Page and application data records:

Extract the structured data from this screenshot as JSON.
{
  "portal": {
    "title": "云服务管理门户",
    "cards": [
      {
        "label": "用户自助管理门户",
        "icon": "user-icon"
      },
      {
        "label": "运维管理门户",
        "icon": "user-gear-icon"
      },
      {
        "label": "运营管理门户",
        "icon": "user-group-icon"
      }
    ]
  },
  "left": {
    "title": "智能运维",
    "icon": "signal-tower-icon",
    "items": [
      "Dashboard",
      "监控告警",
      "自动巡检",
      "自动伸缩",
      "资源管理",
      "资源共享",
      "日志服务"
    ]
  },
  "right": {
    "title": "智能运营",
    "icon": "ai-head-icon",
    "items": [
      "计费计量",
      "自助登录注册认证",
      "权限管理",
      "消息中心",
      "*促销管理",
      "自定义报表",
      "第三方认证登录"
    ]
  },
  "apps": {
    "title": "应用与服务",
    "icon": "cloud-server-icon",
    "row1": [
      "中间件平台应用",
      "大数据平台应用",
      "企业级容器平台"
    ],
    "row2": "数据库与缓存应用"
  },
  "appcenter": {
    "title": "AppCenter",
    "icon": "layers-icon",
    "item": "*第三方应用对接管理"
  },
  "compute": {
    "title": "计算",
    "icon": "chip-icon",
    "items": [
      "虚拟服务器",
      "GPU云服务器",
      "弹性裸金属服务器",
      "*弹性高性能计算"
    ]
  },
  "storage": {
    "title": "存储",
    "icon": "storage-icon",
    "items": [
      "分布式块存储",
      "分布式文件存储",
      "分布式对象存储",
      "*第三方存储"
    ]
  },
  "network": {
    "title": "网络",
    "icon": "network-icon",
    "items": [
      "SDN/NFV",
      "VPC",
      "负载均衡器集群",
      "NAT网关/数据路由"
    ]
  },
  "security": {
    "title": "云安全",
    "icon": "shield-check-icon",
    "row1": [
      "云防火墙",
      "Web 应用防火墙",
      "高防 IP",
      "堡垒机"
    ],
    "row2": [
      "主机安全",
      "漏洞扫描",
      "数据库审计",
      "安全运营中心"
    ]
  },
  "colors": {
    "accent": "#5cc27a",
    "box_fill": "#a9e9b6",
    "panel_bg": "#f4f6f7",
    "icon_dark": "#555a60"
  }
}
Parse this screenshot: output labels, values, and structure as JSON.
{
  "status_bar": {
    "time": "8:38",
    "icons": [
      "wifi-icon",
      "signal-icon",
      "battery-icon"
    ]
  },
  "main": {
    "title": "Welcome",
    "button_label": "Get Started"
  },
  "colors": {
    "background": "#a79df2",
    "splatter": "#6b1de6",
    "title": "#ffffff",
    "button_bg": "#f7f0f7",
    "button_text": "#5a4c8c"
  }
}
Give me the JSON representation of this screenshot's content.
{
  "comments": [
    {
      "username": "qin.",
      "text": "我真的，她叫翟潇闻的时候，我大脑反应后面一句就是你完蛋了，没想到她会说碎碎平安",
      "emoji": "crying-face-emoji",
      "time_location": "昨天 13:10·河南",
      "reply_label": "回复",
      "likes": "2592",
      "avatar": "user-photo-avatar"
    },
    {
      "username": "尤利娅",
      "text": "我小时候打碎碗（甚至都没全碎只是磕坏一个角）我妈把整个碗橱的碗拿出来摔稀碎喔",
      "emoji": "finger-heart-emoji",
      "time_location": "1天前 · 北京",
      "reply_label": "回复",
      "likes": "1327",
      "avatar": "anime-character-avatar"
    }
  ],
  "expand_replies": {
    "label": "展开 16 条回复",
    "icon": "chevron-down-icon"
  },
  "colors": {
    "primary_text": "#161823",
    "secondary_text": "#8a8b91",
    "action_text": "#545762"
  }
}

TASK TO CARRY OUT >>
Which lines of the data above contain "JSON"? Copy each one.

ANSWER TO THIS EXERCISE >>
Extract the structured data from this screenshot as JSON.
Parse this screenshot: output labels, values, and structure as JSON.
Give me the JSON representation of this screenshot's content.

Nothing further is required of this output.